The Number Resource Organisation (NRO) has warned of a "chaotic scramble" for IPv6 addresses as the world's IPv4 addresses are almost depleted.
A total of 200 million IPv4 addresses have been assigned since IPv4 addresses space dipped below 10% in January this year, reported the NRO. Less than 5% of the world's IPv4 addresses remain unallocated.
By submitting your email address, you agree to receive emails regarding relevant topic offers from TechTarget and its partners. You can withdraw your consent at any time. Contact TechTarget at 275 Grove Street, Newton, MA.
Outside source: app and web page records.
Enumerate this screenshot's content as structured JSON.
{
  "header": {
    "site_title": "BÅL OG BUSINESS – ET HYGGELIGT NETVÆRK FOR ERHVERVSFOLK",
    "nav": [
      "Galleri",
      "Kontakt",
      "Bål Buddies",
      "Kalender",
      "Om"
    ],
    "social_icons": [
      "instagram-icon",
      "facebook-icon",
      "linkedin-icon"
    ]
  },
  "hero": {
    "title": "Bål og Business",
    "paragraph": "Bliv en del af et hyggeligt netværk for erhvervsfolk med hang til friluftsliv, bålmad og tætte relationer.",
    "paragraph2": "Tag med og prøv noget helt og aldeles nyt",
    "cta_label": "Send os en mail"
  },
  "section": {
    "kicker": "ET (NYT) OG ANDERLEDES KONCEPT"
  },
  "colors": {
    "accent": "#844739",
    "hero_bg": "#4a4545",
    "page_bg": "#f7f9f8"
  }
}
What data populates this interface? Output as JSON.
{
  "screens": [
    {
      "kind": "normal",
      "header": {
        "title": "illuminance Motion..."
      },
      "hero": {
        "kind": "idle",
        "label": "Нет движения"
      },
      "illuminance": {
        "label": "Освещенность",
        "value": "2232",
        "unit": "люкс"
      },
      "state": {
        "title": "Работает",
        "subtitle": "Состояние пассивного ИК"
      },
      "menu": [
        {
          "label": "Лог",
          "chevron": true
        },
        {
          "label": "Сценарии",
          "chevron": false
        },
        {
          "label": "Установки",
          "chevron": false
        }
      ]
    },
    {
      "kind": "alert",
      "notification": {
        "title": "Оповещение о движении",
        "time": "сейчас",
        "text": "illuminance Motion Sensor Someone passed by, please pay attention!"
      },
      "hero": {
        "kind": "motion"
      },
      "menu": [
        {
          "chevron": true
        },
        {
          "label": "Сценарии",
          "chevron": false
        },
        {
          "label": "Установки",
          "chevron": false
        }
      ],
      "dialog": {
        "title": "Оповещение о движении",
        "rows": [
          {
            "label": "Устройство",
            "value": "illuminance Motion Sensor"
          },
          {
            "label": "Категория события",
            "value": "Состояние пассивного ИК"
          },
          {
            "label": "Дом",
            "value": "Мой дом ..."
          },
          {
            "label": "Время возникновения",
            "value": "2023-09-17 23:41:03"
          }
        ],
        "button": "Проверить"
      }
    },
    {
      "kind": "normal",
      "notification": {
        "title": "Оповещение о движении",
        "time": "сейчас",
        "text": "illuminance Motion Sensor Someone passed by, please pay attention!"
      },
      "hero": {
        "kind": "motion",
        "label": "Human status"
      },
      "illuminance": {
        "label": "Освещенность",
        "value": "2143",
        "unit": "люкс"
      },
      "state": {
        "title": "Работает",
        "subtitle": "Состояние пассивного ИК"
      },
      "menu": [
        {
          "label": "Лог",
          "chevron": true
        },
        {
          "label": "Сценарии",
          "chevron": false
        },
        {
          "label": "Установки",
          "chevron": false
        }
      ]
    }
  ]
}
"According to current depletion rates, the last five IPv4 address blocks will be allocated to the regional internet registries (RIRs) in early 2011. The pressure to adopt IPv6 is mounting. Many worry that without adequate preparation and action, there will be a chaotic scramble for IPv6, which could increase internet costs and threaten the stability and security of the global network," said the NRO in a statement.
The five RIRs are expected to distribute more than 2,000 IPv6 address blocks in 2010 - an increase of over 70% of IPv6 allocations in 2009.
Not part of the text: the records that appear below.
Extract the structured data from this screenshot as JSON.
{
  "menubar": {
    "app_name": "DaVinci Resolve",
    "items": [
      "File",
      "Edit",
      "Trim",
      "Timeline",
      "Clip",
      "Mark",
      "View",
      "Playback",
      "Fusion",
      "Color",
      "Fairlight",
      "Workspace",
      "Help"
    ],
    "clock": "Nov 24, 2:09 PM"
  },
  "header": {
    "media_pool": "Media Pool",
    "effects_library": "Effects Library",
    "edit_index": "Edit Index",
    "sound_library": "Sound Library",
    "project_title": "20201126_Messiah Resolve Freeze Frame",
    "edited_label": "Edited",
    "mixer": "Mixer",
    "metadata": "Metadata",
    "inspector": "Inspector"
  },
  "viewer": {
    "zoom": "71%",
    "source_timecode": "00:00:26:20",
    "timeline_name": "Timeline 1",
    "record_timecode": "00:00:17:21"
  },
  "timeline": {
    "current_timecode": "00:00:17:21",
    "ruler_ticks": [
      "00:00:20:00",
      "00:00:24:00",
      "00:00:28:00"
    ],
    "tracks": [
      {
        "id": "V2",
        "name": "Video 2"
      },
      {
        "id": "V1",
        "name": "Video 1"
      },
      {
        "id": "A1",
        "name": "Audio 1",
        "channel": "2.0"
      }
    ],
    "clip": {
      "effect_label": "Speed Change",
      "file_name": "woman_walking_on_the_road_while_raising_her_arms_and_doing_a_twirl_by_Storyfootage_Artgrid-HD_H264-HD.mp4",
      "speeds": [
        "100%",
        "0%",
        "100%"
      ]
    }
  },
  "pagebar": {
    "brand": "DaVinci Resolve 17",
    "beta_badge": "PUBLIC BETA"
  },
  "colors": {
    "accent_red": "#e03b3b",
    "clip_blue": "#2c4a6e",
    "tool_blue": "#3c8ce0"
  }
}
The final five blocks of IPv4 addresses will be distributed simultaneously to the five RIRs, leaving only seven blocks to be handed out under the normal distribution method, said the NRO.
Axel Pawlik, chairman of the Number Resource Organisation (NRO) and a representative of the five RIRs, said it is "critical" for internet stakeholders to take action to ensure "timely adoption" of IPv6.
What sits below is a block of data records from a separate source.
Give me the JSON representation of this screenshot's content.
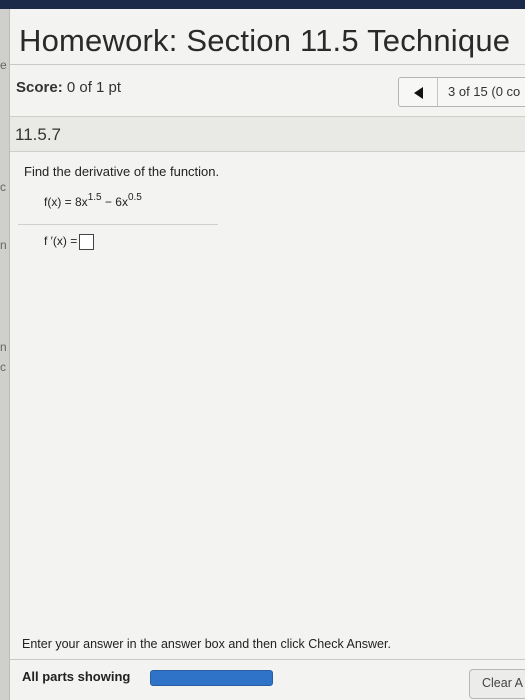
{
  "header": {
    "title": "Homework: Section 11.5 Technique"
  },
  "score": {
    "label": "Score:",
    "value": "0 of 1 pt"
  },
  "navigation": {
    "prev_icon": "triangle-left-icon",
    "position_text": "3 of 15 (0 co"
  },
  "question": {
    "number": "11.5.7",
    "instruction": "Find the derivative of the function.",
    "function_lhs": "f(x) = 8x",
    "exp1": "1.5",
    "function_mid": " − 6x",
    "exp2": "0.5",
    "answer_label": "f ′(x) ="
  },
  "footer": {
    "message": "Enter your answer in the answer box and then click Check Answer.",
    "parts_label": "All parts showing",
    "progress_fraction": 1.0,
    "clear_label": "Clear A"
  },
  "left_edge": {
    "glyph1": "e",
    "glyph2": "c",
    "glyph3": "n",
    "glyph4": "n",
    "glyph5": "c"
  },
  "colors": {
    "top_bar": "#1c2a4a",
    "progress_fill": "#2f73c8",
    "panel_bg": "#f3f3f1"
  }
}
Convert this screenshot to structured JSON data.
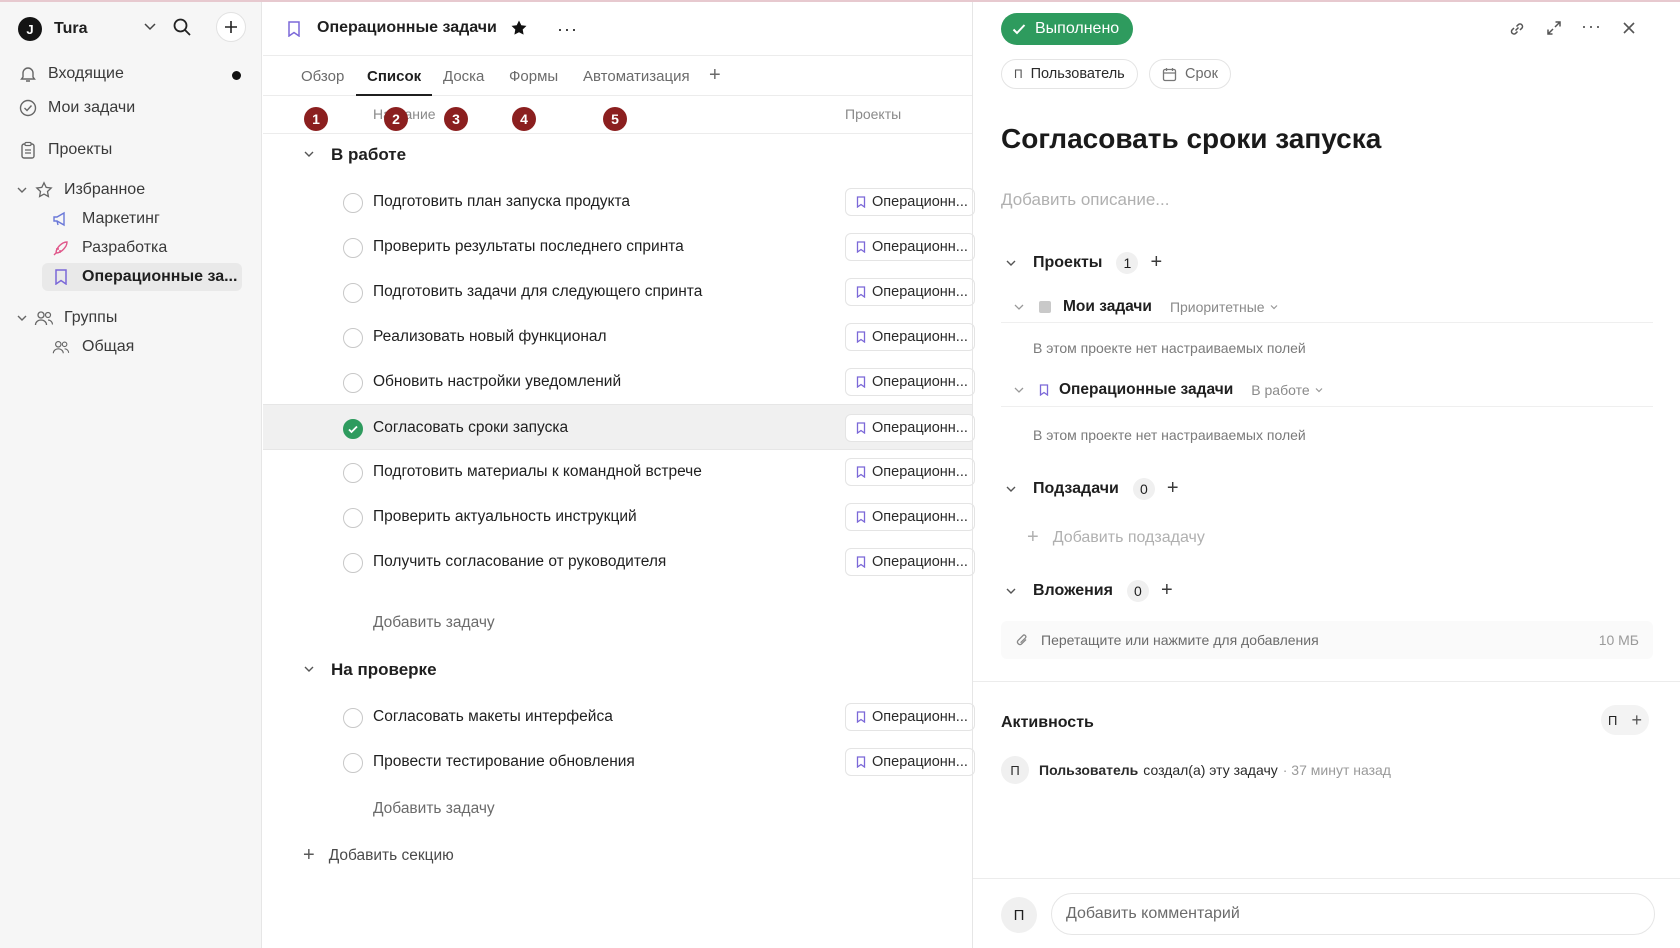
{
  "workspace": {
    "logo": "J",
    "name": "Tura"
  },
  "sidebar": {
    "inbox": "Входящие",
    "my_tasks": "Мои задачи",
    "projects": "Проекты",
    "favorites": "Избранное",
    "favorite_items": [
      "Маркетинг",
      "Разработка",
      "Операционные за..."
    ],
    "groups": "Группы",
    "group_items": [
      "Общая"
    ]
  },
  "header": {
    "project_title": "Операционные задачи"
  },
  "tabs": [
    "Обзор",
    "Список",
    "Доска",
    "Формы",
    "Автоматизация"
  ],
  "columns": {
    "name": "Название",
    "projects": "Проекты"
  },
  "badges": [
    "1",
    "2",
    "3",
    "4",
    "5"
  ],
  "sections": [
    {
      "title": "В работе",
      "tasks": [
        "Подготовить план запуска продукта",
        "Проверить результаты последнего спринта",
        "Подготовить задачи для следующего спринта",
        "Реализовать новый функционал",
        "Обновить настройки уведомлений",
        "Согласовать сроки запуска",
        "Подготовить материалы к командной встрече",
        "Проверить актуальность инструкций",
        "Получить согласование от руководителя"
      ],
      "add_task": "Добавить задачу"
    },
    {
      "title": "На проверке",
      "tasks": [
        "Согласовать макеты интерфейса",
        "Провести тестирование обновления"
      ],
      "add_task": "Добавить задачу"
    }
  ],
  "task_project_tag": "Операционн...",
  "add_section": "Добавить секцию",
  "detail": {
    "status_button": "Выполнено",
    "assignee_initial": "П",
    "assignee": "Пользователь",
    "due": "Срок",
    "title": "Согласовать сроки запуска",
    "description_placeholder": "Добавить описание...",
    "projects_label": "Проекты",
    "projects_count": "1",
    "my_tasks": "Мои задачи",
    "my_tasks_status": "Приоритетные",
    "no_fields": "В этом проекте нет настраиваемых полей",
    "op_project": "Операционные задачи",
    "op_status": "В работе",
    "subtasks_label": "Подзадачи",
    "subtasks_count": "0",
    "add_subtask": "Добавить подзадачу",
    "attachments_label": "Вложения",
    "attachments_count": "0",
    "dropzone": "Перетащите или нажмите для добавления",
    "dropzone_size": "10 МБ",
    "activity": "Активность",
    "activity_initial": "П",
    "activity_user": "Пользователь",
    "activity_action": "создал(а) эту задачу",
    "activity_time": "· 37 минут назад",
    "comment_initial": "П",
    "comment_placeholder": "Добавить комментарий"
  },
  "colors": {
    "done_green": "#2e9b5e",
    "badge_red": "#8b1f1f",
    "bookmark_purple": "#7b68d8"
  }
}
A survey last month found one in six companies has no plans to move to the new IPv6 internet addressing scheme, which could leave them with expansion problems when the world runs out of IPv4 addresses next year.